» What to do
The required answer is every line of the data containing the word "value".

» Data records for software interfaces
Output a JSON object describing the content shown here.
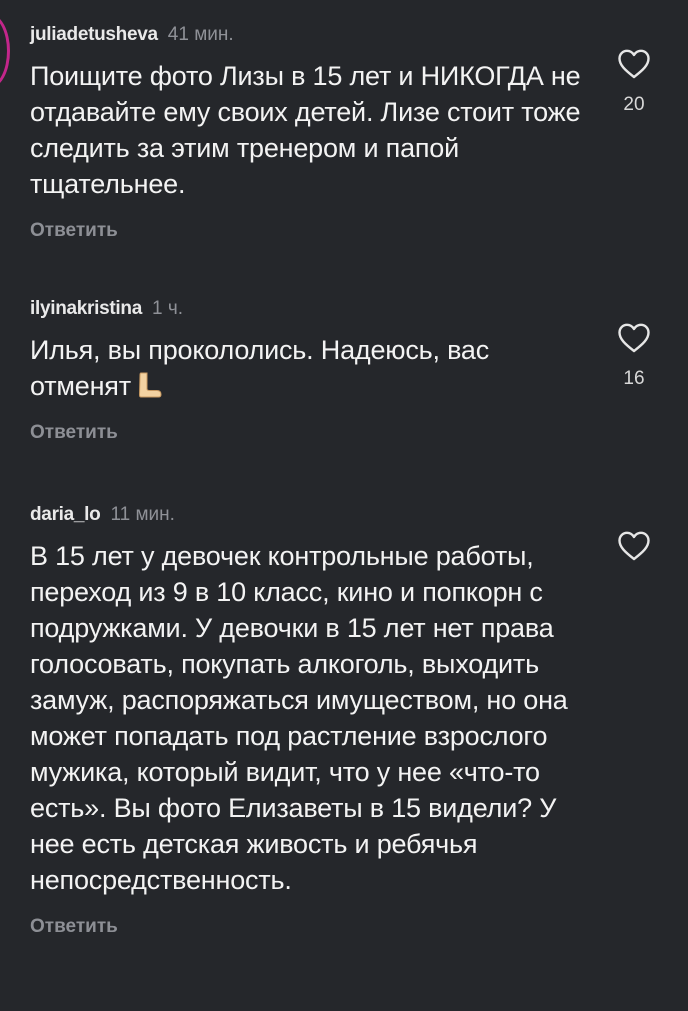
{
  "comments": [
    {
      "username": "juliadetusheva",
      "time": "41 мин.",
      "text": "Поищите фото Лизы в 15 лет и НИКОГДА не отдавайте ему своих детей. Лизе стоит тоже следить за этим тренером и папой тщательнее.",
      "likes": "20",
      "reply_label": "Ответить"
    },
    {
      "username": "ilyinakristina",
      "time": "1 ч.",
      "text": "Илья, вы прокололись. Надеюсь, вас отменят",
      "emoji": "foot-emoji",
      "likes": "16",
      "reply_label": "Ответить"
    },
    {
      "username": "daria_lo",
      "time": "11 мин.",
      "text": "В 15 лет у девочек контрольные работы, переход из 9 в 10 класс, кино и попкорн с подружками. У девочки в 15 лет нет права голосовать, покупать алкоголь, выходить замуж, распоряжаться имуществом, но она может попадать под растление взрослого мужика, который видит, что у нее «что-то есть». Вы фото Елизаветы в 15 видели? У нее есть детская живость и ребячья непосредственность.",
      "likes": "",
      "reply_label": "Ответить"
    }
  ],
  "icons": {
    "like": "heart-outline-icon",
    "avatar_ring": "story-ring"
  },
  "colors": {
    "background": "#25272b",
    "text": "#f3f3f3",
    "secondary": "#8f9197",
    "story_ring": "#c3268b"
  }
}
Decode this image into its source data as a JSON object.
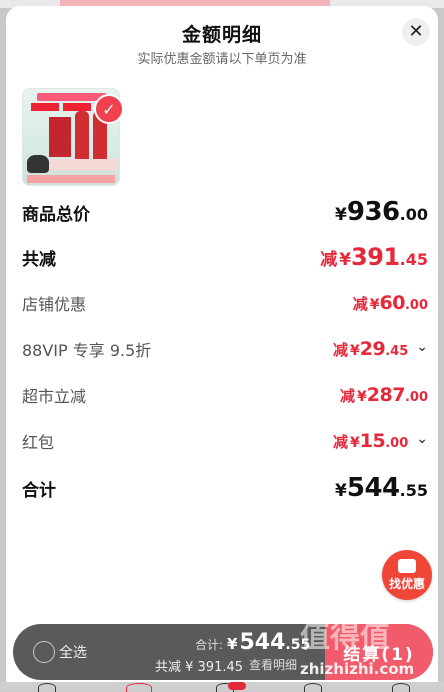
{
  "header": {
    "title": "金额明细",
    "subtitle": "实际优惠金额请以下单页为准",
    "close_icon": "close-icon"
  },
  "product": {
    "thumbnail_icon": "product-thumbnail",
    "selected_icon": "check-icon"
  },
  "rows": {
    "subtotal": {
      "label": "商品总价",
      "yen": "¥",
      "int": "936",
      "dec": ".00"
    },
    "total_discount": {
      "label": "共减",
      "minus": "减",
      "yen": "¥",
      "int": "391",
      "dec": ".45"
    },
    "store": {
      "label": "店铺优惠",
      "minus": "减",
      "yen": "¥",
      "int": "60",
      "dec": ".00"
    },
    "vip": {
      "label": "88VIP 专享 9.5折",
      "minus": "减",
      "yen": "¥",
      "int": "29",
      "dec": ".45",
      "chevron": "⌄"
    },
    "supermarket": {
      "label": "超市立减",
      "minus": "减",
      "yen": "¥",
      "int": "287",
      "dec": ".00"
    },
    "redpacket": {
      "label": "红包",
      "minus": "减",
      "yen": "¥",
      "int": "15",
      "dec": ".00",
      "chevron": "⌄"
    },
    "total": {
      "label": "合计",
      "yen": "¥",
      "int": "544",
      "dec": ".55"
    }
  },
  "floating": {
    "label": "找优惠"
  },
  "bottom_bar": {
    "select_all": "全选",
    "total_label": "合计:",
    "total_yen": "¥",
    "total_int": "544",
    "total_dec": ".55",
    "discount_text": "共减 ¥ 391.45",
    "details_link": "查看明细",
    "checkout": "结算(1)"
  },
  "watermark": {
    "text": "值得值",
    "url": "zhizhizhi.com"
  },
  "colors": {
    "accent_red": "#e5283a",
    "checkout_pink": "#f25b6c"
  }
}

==

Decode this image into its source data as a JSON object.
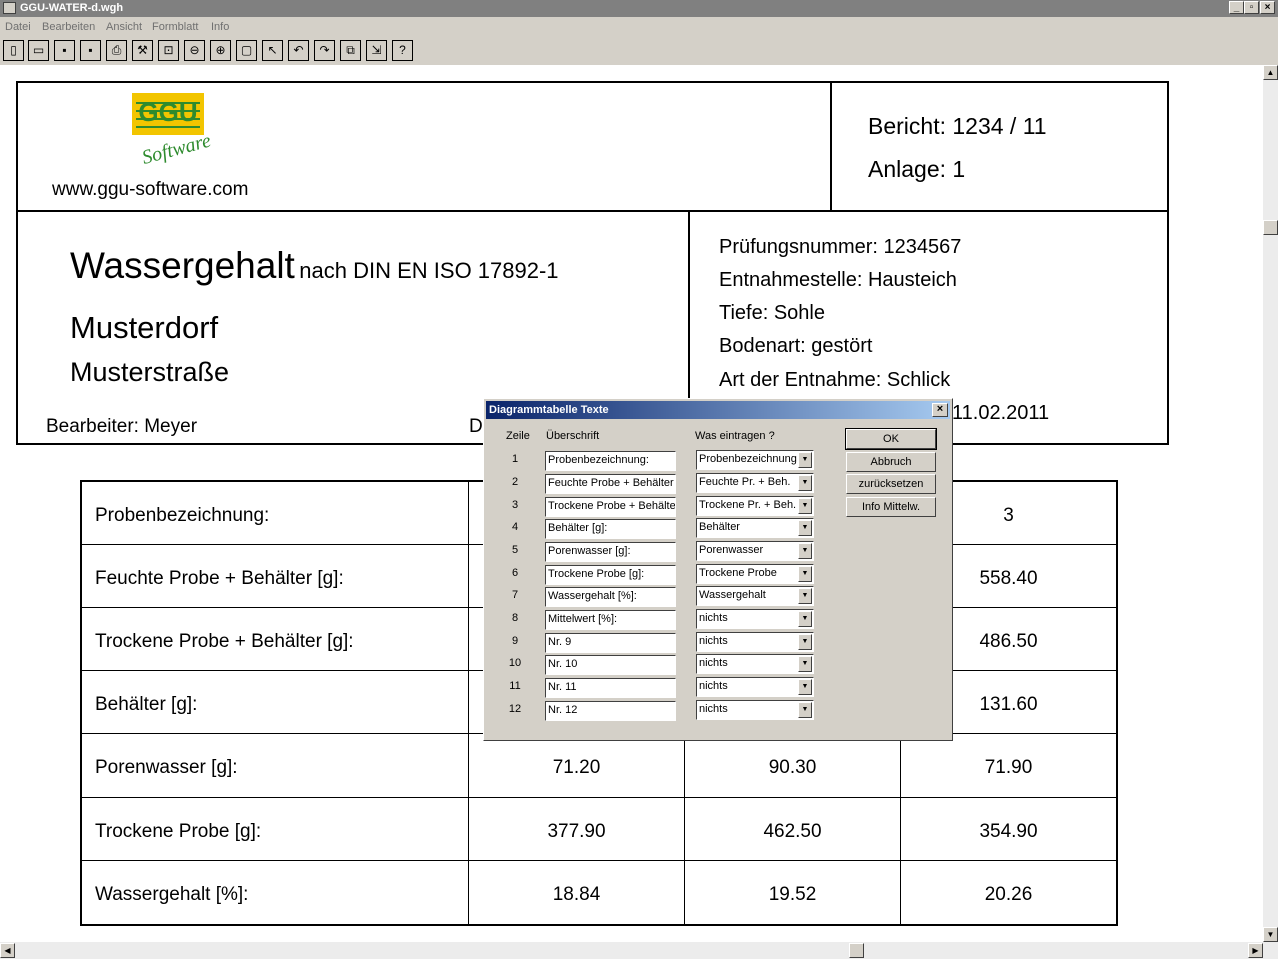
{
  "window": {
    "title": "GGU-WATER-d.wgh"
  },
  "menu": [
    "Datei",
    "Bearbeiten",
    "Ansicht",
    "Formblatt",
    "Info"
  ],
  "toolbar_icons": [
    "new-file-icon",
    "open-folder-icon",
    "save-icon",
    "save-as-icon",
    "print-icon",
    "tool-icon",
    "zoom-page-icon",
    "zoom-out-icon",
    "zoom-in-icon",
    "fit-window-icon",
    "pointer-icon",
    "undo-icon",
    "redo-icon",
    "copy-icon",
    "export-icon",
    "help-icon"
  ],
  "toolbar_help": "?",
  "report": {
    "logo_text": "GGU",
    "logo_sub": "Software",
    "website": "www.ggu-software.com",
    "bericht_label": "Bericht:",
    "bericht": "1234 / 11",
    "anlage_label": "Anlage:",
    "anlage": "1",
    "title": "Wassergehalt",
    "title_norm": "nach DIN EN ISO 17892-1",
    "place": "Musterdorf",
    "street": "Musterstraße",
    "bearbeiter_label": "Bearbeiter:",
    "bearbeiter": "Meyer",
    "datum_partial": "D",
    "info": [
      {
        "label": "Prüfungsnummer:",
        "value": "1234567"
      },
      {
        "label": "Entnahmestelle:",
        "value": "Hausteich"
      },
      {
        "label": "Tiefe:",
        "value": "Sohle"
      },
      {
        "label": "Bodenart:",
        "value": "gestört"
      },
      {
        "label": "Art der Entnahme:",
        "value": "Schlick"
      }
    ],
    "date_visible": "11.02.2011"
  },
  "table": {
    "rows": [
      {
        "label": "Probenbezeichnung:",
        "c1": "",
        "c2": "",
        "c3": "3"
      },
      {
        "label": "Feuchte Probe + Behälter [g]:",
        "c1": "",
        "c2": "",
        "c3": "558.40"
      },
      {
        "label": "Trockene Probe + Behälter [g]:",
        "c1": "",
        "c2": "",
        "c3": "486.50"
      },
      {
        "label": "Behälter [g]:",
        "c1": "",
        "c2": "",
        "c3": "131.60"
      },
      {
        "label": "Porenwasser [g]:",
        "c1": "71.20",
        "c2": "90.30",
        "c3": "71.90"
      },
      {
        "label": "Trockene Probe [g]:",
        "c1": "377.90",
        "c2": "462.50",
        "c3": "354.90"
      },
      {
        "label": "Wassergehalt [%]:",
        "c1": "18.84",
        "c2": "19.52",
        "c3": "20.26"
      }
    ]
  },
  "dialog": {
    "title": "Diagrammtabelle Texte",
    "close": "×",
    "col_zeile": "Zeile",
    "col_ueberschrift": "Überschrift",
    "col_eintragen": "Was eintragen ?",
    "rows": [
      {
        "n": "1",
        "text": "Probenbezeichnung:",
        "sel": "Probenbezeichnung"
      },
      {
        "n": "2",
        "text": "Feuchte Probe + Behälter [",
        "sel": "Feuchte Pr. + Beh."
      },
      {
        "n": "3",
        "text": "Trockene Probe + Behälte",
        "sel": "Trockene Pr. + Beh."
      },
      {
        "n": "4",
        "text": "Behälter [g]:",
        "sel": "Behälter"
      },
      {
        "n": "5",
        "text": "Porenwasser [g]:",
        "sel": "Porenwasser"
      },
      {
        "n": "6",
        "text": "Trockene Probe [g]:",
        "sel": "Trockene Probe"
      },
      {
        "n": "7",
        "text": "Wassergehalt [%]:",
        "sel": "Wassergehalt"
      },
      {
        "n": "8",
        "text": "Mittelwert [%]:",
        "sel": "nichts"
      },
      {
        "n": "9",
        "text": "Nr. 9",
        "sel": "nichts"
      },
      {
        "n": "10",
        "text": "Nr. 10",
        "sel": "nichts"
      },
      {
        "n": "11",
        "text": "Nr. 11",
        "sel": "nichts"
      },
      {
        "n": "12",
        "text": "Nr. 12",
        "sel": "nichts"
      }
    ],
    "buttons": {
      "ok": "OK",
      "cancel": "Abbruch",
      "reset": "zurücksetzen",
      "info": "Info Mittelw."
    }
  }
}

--

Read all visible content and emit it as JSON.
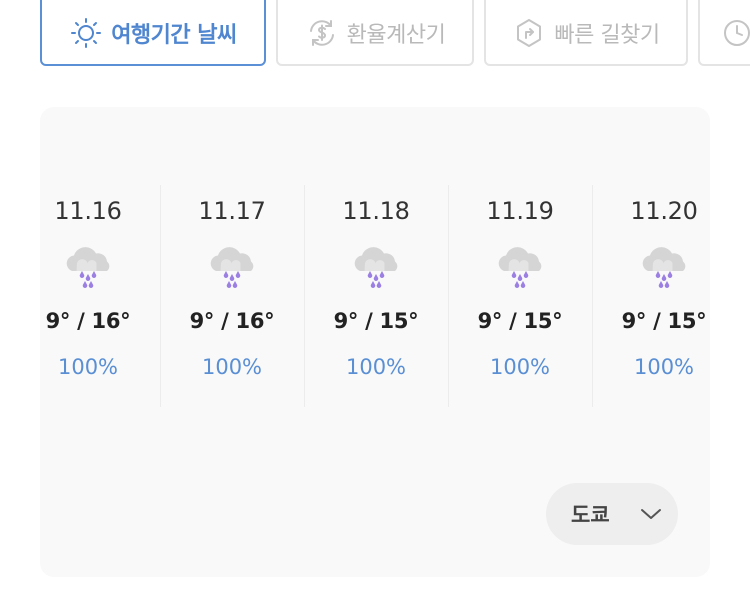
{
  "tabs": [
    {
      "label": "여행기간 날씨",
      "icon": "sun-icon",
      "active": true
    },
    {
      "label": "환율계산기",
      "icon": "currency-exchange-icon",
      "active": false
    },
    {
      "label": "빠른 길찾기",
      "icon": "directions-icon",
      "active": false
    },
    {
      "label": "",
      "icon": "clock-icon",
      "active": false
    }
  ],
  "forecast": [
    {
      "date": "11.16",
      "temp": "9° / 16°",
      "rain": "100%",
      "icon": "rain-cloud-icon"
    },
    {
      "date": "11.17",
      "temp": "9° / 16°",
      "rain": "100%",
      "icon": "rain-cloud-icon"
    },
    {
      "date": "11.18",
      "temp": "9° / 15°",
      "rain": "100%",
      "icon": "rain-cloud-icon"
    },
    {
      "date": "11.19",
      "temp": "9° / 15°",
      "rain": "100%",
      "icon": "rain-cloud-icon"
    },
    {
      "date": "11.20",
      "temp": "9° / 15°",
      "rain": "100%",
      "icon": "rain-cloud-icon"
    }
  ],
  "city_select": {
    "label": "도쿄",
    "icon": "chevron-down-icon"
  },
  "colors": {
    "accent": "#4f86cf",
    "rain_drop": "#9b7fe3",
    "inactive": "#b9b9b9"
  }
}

» Answer to this exercise
        "value": "1234567"
        "value": "Hausteich"
        "value": "Sohle"
        "value": "gestört"
        "value": "Schlick"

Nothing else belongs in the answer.